What you are asked to do: Work out how many lines in the material below hold the word "JSON". Write only the number.

=== Extracted data ===

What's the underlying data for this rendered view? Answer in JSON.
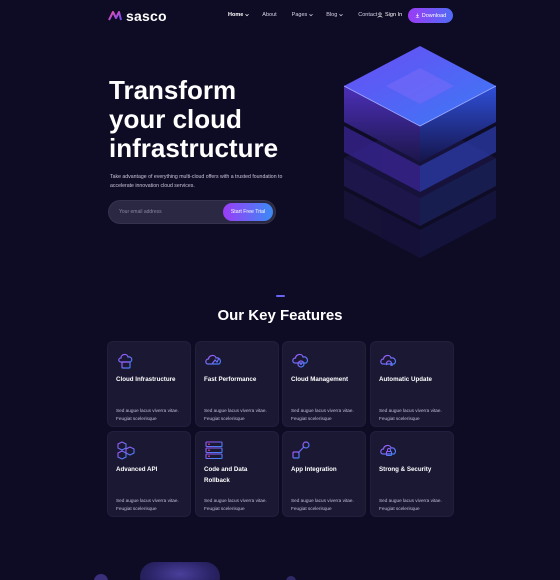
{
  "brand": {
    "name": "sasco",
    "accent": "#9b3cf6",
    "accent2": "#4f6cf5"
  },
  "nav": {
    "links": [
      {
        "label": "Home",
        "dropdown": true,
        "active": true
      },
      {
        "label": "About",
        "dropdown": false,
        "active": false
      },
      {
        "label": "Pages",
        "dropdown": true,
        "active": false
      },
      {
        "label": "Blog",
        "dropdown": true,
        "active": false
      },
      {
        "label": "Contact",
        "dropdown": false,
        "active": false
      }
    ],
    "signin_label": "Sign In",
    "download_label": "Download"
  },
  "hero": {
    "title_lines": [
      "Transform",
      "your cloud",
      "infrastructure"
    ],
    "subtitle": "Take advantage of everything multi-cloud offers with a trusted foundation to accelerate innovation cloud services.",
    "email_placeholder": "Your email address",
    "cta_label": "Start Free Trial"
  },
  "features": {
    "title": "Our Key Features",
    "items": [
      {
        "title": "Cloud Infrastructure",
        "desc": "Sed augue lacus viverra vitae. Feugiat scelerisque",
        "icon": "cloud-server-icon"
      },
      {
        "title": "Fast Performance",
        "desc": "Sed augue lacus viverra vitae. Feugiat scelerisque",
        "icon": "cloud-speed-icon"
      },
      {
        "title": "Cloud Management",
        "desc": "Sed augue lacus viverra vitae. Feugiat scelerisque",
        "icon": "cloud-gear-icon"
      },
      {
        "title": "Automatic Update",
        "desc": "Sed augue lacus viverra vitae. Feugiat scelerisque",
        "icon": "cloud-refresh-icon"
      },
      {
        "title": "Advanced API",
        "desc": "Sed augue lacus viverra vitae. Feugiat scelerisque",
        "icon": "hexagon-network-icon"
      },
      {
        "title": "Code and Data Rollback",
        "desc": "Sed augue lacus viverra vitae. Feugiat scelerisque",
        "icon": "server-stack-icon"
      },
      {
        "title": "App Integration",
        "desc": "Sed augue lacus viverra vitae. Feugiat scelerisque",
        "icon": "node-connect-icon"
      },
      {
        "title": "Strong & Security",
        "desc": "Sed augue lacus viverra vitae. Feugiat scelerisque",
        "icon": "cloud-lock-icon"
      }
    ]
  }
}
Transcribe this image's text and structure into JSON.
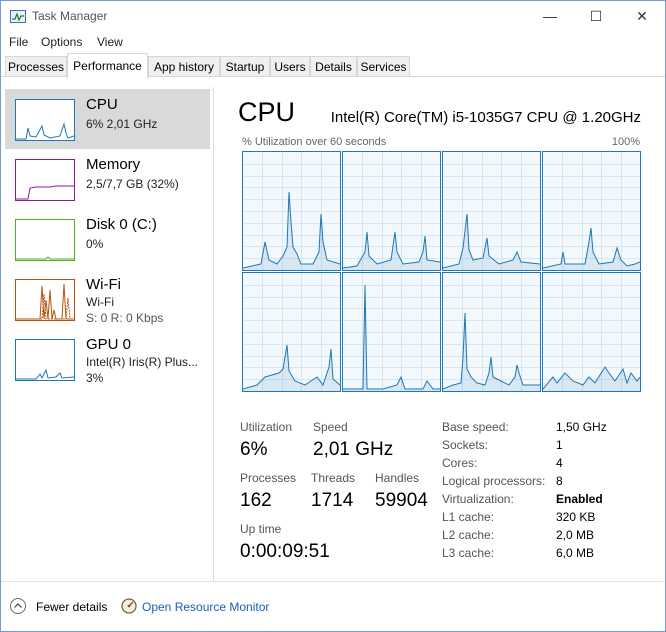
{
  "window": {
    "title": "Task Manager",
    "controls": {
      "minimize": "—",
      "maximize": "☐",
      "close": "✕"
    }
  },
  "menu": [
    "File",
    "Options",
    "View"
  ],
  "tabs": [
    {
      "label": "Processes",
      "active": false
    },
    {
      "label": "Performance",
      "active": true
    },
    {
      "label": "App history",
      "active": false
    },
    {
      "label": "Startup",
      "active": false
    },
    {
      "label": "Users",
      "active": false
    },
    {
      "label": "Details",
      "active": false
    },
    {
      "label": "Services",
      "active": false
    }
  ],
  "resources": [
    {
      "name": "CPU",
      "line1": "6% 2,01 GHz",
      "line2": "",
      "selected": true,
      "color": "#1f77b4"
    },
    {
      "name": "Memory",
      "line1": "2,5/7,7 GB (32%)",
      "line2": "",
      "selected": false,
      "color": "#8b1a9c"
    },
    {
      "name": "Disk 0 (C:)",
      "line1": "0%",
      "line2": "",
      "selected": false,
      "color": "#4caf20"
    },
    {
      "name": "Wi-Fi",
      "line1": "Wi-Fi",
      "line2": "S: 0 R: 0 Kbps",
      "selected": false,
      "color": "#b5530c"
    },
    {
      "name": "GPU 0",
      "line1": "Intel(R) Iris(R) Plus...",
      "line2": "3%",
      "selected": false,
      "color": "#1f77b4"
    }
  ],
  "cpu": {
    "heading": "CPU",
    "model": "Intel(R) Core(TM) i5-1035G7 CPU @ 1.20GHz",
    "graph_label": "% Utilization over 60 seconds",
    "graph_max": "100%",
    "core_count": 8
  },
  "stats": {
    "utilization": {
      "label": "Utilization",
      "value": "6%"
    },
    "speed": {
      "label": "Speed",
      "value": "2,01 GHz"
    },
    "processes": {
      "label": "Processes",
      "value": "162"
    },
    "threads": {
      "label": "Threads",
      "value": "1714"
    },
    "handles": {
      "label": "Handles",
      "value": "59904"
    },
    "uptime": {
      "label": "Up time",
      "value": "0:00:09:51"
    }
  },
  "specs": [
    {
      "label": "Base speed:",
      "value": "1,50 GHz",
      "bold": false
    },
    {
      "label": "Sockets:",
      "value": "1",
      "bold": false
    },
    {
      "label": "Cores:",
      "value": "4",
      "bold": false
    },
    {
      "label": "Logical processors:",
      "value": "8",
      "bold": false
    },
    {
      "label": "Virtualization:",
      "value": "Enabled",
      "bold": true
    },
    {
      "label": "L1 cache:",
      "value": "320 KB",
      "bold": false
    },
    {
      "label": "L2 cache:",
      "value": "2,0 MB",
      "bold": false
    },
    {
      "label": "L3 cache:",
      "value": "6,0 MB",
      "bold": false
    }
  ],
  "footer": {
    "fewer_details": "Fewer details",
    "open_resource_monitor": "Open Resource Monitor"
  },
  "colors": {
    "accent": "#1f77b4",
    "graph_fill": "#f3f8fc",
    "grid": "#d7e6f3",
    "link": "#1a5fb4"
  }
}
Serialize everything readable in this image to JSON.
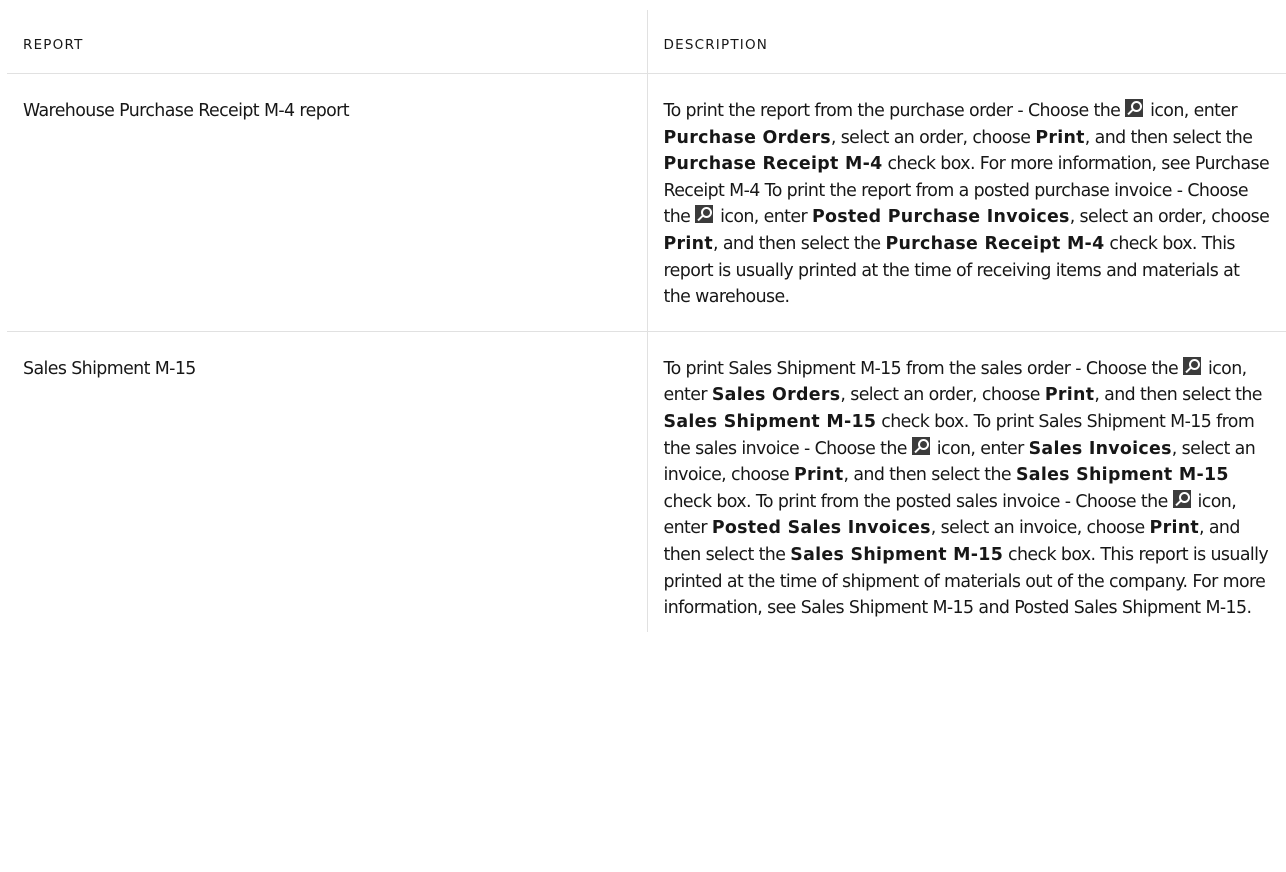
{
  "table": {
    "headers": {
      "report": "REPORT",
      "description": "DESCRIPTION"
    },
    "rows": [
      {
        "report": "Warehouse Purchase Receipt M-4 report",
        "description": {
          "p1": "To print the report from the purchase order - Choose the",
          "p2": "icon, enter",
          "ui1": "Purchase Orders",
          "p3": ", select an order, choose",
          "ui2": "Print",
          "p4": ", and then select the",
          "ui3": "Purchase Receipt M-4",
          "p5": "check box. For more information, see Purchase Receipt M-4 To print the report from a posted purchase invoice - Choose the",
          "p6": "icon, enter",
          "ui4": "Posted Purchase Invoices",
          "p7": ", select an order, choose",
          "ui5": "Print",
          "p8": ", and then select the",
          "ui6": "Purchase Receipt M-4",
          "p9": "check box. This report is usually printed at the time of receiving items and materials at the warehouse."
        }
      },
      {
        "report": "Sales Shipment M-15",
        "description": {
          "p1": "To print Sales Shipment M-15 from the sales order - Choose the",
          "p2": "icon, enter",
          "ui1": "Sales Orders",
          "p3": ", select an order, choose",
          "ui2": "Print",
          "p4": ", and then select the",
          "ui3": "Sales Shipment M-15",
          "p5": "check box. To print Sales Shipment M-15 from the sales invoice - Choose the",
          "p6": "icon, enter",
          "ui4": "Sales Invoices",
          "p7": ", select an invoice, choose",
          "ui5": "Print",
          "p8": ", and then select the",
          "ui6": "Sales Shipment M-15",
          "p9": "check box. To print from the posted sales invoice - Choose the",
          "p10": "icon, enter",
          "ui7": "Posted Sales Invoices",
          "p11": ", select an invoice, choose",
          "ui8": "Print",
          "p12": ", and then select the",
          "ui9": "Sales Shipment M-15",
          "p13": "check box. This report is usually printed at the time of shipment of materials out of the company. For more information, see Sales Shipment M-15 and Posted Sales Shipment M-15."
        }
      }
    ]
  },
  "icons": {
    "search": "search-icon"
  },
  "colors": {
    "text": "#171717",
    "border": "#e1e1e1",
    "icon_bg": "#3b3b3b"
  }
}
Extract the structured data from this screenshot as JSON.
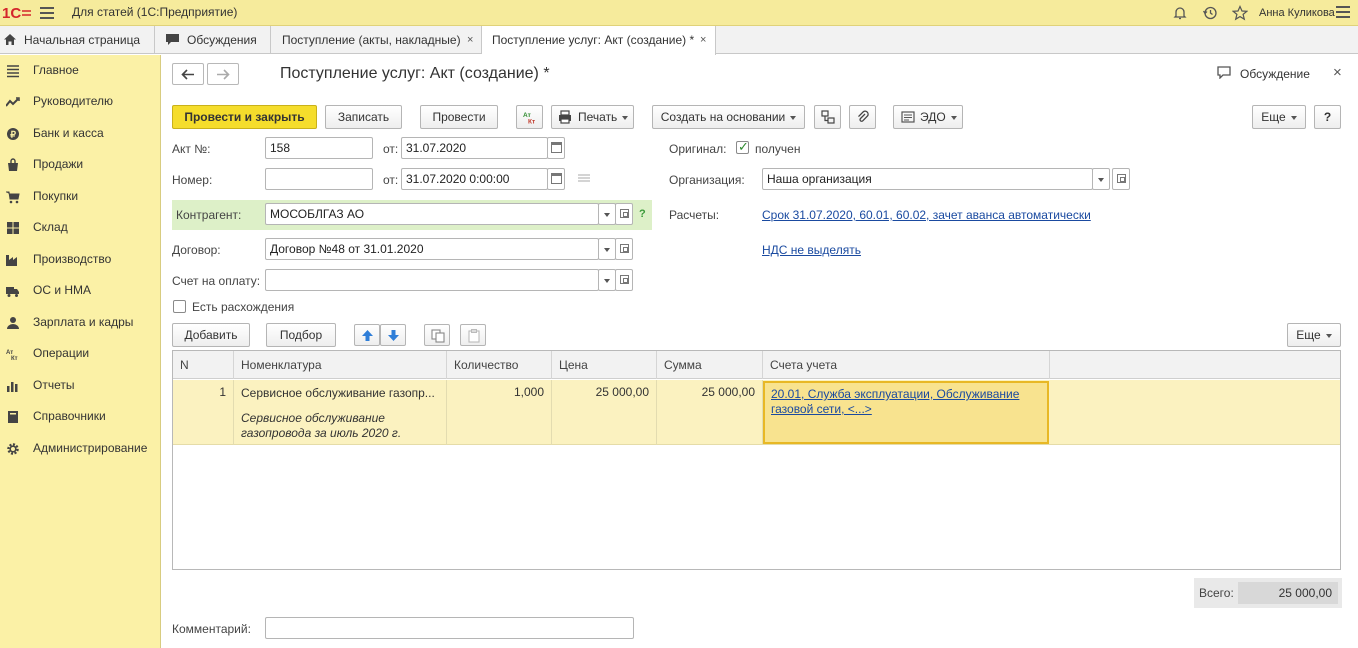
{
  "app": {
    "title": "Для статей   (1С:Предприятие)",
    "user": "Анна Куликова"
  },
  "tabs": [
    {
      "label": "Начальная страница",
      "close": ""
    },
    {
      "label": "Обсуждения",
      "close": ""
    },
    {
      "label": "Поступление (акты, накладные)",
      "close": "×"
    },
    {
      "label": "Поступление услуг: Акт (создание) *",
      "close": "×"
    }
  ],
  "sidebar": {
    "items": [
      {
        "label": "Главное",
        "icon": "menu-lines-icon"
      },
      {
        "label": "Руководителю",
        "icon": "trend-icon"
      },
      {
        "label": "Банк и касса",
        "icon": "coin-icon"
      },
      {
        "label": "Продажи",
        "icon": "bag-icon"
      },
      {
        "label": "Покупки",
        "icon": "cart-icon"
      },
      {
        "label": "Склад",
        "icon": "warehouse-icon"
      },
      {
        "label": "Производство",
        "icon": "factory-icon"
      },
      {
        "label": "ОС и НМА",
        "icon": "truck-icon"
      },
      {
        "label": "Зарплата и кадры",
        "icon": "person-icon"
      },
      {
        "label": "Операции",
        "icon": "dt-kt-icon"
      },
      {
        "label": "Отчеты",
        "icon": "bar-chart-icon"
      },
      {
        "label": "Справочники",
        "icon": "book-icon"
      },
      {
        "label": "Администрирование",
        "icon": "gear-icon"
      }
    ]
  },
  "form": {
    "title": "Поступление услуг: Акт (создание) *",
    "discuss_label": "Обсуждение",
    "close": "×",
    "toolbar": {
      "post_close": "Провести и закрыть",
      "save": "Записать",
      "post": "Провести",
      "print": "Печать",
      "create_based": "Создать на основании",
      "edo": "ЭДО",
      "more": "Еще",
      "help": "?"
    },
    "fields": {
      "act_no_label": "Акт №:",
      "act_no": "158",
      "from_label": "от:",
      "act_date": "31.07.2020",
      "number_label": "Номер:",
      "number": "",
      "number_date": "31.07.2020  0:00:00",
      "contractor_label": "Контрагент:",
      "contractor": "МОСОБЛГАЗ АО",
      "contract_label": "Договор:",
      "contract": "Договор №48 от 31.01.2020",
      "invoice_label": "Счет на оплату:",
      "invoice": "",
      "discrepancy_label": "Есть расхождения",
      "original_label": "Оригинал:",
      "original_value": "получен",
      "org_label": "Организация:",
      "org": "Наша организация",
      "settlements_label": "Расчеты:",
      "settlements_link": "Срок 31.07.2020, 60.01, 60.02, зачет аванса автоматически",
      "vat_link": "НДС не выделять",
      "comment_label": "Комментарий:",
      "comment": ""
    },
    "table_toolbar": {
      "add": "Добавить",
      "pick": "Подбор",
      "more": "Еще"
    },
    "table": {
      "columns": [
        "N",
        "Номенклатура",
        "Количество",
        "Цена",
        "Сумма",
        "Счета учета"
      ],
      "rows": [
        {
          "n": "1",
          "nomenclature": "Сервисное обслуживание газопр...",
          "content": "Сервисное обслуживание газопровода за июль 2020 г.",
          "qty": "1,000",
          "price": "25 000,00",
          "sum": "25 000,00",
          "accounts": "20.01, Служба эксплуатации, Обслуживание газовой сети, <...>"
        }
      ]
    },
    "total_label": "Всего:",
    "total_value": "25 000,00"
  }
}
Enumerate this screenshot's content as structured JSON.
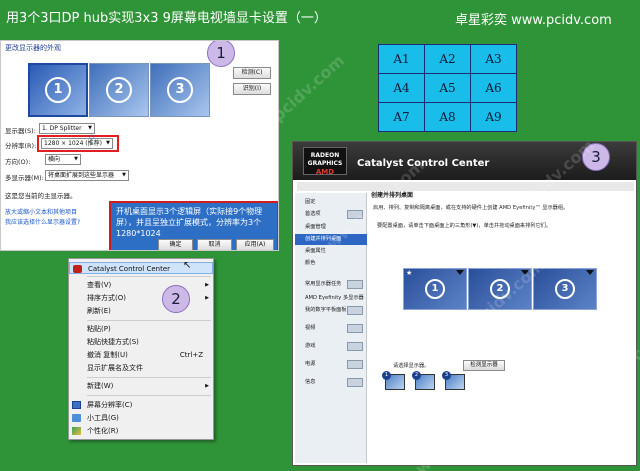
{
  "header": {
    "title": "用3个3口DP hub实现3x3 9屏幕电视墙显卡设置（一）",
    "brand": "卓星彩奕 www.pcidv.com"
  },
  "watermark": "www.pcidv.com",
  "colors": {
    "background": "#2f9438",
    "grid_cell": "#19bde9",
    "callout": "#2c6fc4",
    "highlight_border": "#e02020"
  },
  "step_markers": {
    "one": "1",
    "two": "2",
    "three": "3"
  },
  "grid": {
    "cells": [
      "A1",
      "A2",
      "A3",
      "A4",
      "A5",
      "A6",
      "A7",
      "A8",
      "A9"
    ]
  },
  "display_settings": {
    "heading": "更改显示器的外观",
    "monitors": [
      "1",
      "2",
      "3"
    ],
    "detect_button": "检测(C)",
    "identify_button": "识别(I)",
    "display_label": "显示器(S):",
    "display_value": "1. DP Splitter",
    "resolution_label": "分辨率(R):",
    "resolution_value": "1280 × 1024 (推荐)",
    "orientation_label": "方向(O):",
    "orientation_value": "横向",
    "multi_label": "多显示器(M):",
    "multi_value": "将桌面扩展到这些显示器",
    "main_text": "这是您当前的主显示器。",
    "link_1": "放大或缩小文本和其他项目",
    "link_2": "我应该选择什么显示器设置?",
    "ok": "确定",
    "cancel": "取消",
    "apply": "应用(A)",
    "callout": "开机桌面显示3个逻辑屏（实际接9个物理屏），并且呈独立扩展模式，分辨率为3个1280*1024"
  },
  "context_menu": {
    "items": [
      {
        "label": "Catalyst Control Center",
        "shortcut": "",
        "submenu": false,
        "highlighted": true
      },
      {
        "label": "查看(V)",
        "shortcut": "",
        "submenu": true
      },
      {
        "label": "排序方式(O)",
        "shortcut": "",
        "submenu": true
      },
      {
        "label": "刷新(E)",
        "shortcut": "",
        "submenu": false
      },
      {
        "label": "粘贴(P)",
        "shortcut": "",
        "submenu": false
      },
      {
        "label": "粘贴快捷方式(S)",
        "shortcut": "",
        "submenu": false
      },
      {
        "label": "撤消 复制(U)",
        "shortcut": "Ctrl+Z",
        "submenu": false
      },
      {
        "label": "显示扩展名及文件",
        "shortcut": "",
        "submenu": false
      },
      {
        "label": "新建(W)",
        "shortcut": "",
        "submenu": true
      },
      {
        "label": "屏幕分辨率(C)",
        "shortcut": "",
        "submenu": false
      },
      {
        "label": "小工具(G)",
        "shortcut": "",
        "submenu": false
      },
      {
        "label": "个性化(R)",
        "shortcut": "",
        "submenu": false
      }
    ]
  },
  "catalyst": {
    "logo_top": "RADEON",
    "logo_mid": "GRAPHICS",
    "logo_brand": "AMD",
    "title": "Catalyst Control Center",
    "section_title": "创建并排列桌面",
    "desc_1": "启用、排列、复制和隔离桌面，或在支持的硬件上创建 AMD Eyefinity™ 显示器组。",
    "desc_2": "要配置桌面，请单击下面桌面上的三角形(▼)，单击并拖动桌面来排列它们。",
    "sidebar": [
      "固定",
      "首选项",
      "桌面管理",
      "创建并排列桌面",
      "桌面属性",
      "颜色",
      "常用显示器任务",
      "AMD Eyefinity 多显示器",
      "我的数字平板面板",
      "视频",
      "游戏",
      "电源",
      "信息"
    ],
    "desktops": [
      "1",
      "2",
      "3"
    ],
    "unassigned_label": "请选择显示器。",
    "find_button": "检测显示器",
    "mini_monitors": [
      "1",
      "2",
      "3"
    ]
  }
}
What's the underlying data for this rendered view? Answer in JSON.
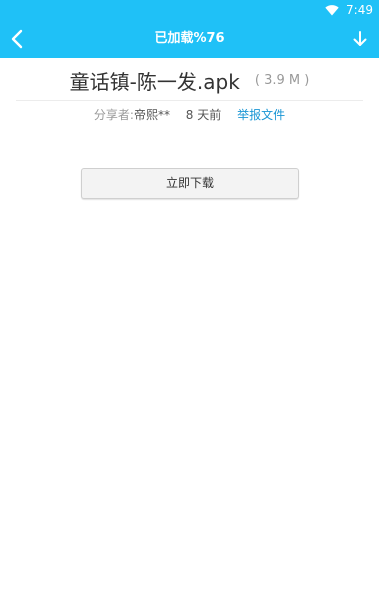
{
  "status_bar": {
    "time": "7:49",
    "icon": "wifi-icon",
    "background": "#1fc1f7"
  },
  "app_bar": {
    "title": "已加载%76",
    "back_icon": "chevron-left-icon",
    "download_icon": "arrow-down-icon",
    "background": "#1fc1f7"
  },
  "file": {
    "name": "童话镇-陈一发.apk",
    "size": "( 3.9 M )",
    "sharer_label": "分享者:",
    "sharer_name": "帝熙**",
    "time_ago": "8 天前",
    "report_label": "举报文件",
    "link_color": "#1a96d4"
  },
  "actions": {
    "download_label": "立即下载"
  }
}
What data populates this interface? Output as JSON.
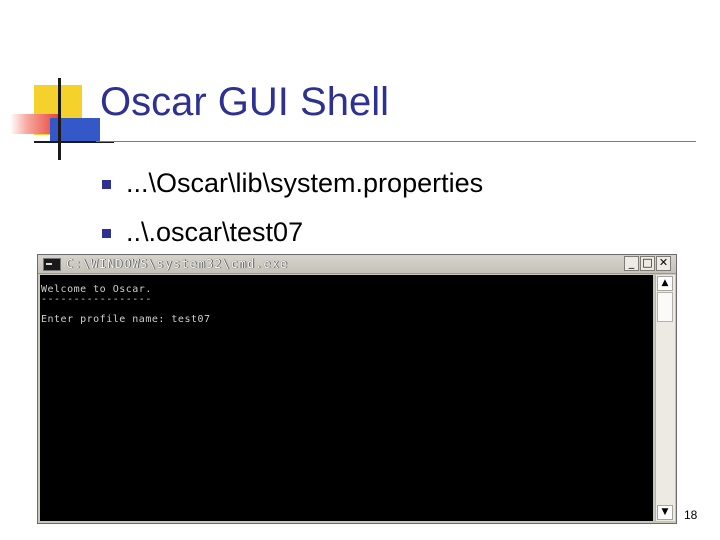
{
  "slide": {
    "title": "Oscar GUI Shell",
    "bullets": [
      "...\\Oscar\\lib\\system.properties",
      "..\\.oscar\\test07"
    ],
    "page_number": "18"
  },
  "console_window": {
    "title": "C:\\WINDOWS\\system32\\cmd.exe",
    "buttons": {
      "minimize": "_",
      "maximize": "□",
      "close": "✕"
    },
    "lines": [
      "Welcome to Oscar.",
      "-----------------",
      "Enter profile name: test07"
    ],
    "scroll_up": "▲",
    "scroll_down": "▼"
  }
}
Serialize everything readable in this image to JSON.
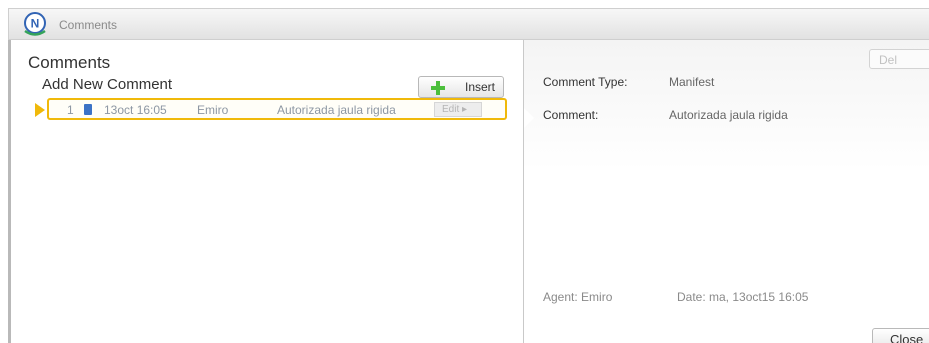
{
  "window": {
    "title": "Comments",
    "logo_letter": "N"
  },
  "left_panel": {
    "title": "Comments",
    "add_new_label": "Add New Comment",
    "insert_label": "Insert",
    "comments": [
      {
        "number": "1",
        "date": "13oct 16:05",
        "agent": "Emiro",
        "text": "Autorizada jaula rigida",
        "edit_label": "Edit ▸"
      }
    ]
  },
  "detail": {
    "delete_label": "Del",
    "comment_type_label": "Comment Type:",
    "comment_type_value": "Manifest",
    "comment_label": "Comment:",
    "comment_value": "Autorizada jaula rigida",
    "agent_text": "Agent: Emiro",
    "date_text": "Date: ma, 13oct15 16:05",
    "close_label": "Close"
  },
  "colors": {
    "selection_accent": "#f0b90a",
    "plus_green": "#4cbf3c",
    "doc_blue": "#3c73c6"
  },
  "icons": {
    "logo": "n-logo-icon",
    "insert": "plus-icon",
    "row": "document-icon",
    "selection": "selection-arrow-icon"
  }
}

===

Problem solution: 8